**Element data from apps and pages**
= Beginning of Section =
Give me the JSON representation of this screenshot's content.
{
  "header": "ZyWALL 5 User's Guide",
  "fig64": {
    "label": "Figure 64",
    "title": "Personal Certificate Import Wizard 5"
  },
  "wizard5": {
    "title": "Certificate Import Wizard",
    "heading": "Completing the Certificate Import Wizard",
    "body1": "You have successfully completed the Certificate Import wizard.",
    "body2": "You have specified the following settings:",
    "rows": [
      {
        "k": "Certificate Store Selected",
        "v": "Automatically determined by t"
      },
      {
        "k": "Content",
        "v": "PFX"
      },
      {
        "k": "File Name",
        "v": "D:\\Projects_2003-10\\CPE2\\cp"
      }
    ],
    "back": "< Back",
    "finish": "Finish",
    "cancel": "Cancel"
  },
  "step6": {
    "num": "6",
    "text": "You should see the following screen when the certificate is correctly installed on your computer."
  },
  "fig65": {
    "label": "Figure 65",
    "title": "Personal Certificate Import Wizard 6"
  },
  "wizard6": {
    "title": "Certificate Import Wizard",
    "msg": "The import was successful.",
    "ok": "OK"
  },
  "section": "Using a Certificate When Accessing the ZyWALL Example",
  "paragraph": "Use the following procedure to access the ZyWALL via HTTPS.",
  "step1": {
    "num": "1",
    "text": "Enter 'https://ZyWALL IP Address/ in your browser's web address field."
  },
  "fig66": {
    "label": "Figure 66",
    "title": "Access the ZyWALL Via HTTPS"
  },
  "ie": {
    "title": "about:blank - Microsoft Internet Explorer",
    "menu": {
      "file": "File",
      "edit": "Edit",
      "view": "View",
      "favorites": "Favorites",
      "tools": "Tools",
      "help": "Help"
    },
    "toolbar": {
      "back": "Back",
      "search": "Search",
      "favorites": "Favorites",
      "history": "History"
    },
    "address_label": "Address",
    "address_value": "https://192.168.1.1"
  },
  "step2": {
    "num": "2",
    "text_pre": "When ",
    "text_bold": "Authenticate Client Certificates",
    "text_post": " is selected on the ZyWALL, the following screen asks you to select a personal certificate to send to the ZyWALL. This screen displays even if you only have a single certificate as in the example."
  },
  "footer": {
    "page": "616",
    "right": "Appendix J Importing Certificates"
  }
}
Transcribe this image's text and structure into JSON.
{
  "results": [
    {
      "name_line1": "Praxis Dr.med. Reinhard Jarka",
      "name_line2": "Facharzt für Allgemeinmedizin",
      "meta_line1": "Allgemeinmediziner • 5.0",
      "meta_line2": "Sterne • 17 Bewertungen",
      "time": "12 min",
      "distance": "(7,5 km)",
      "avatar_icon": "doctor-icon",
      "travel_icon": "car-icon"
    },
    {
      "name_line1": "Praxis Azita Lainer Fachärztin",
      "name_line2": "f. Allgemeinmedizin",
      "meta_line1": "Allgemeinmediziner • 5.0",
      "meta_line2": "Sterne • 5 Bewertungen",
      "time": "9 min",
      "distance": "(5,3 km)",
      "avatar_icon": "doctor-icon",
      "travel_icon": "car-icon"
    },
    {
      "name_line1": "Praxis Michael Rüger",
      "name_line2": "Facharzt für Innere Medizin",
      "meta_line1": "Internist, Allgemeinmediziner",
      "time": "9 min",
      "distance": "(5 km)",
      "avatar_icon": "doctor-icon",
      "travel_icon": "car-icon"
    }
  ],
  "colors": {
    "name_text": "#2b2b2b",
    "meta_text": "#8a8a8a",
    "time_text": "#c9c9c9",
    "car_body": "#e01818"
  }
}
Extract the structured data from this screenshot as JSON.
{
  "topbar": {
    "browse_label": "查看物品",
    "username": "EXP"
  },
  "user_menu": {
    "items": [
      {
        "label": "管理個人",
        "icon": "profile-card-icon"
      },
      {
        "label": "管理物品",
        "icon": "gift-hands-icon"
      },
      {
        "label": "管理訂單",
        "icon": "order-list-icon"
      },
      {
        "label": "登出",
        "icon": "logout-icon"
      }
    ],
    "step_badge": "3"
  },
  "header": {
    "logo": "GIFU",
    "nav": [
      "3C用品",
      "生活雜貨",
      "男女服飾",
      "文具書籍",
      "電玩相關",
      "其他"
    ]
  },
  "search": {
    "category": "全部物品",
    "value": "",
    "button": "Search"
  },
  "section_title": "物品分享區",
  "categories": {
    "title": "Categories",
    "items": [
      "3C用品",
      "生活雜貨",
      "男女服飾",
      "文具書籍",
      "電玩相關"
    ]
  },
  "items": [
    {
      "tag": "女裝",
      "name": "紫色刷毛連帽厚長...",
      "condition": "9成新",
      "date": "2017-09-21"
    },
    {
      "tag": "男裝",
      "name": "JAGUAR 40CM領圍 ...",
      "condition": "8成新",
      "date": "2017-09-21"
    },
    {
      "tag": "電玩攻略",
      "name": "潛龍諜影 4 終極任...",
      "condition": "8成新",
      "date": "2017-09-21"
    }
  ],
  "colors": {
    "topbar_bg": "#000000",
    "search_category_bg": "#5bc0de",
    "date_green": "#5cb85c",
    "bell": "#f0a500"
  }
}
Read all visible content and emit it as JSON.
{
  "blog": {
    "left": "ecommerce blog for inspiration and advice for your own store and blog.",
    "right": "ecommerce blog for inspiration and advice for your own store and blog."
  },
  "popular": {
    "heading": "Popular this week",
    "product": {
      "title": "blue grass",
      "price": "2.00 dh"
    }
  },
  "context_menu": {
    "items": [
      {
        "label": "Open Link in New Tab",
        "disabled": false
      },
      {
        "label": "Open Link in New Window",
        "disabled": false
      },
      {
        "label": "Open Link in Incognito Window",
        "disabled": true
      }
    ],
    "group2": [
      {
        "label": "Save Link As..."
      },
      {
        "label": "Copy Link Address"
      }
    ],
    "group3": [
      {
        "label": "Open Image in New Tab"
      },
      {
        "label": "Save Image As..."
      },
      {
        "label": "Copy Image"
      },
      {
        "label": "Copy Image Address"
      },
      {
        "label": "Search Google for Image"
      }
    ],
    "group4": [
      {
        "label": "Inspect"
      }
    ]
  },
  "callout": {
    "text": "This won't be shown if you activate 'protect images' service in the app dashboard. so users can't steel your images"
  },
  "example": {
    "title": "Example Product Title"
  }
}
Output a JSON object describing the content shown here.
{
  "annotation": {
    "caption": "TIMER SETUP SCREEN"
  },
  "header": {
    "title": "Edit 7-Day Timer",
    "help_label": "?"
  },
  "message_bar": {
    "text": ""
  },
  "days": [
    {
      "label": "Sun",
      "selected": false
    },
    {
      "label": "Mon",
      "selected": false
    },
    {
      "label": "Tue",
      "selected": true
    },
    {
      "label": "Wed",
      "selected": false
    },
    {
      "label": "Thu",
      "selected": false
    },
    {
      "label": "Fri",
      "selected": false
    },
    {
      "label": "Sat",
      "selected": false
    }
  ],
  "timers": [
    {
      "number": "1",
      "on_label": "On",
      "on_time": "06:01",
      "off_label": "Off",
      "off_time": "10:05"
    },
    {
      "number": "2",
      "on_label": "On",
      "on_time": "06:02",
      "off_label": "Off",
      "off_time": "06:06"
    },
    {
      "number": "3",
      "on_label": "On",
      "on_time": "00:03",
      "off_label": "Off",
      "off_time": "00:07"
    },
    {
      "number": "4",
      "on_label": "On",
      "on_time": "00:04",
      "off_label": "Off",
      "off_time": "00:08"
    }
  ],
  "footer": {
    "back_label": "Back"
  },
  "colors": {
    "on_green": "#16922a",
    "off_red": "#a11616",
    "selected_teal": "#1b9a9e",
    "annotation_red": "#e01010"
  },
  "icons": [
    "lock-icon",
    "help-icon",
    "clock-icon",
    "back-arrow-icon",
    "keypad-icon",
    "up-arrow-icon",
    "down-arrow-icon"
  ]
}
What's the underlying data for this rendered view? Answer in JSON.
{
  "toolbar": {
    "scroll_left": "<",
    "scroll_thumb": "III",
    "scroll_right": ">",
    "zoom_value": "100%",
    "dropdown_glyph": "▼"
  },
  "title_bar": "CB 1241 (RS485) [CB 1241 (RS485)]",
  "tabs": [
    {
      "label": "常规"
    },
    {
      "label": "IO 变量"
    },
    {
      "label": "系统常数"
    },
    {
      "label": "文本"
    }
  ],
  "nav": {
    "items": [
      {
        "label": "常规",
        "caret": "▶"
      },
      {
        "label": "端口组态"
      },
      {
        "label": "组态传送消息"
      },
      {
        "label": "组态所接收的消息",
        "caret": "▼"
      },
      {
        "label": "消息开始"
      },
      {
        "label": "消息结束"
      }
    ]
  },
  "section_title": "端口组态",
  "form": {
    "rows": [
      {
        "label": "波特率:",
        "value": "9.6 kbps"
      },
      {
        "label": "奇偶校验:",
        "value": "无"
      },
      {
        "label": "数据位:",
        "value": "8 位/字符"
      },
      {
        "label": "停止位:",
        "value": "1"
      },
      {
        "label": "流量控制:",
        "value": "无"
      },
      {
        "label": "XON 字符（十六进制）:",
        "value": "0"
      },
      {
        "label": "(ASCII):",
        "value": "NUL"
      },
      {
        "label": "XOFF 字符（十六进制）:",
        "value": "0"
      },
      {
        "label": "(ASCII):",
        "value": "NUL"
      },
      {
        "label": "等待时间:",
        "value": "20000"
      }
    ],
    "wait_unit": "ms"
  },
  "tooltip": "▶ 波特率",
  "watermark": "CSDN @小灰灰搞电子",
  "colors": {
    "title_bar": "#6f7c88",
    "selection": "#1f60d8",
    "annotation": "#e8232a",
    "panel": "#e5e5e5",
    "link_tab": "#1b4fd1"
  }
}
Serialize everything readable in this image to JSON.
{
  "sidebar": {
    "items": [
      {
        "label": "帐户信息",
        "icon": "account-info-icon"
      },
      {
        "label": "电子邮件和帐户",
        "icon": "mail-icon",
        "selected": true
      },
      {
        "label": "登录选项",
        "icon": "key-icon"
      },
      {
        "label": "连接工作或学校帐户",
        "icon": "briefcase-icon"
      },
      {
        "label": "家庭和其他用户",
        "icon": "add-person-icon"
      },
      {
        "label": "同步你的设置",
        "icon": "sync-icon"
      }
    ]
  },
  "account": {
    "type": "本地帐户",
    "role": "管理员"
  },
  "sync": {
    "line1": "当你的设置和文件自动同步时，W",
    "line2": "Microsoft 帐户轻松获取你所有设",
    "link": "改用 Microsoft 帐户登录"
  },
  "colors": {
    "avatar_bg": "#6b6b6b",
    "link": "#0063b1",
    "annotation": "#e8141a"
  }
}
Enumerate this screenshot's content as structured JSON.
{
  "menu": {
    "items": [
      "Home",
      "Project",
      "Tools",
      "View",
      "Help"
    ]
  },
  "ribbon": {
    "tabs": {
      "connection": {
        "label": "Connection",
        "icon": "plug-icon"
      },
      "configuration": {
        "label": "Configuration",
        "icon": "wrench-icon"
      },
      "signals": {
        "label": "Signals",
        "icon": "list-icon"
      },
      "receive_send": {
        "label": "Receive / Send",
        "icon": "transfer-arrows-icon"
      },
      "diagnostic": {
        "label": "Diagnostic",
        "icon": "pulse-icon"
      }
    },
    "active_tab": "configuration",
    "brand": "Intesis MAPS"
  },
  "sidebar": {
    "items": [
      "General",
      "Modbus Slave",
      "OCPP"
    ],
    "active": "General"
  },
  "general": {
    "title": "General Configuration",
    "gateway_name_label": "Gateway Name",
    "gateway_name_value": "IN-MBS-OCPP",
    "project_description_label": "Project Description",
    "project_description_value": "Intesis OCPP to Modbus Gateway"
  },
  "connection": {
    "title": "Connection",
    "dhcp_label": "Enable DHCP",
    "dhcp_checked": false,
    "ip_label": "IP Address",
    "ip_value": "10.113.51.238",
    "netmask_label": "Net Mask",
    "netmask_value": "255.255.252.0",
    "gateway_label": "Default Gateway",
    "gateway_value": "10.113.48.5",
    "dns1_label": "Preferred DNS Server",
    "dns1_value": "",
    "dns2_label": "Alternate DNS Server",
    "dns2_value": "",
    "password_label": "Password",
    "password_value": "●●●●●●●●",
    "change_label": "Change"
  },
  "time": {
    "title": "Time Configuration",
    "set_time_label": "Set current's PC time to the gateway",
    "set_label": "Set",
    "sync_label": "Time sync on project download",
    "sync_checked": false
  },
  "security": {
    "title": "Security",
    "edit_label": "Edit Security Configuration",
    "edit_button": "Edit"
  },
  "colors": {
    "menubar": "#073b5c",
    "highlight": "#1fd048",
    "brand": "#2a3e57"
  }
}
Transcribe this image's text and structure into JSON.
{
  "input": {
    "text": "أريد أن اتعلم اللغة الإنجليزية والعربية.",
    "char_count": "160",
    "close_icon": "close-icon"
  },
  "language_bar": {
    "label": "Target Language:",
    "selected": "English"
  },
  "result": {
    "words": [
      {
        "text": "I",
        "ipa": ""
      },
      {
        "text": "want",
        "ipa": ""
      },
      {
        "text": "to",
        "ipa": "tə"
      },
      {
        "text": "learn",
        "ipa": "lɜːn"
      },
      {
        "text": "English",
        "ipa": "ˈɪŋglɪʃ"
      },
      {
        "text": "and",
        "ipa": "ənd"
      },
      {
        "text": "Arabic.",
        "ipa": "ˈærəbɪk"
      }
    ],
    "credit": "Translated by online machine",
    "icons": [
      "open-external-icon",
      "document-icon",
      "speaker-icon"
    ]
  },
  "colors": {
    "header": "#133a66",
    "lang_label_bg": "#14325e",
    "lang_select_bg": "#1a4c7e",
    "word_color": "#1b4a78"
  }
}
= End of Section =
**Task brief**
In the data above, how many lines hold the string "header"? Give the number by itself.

**Answer box**
4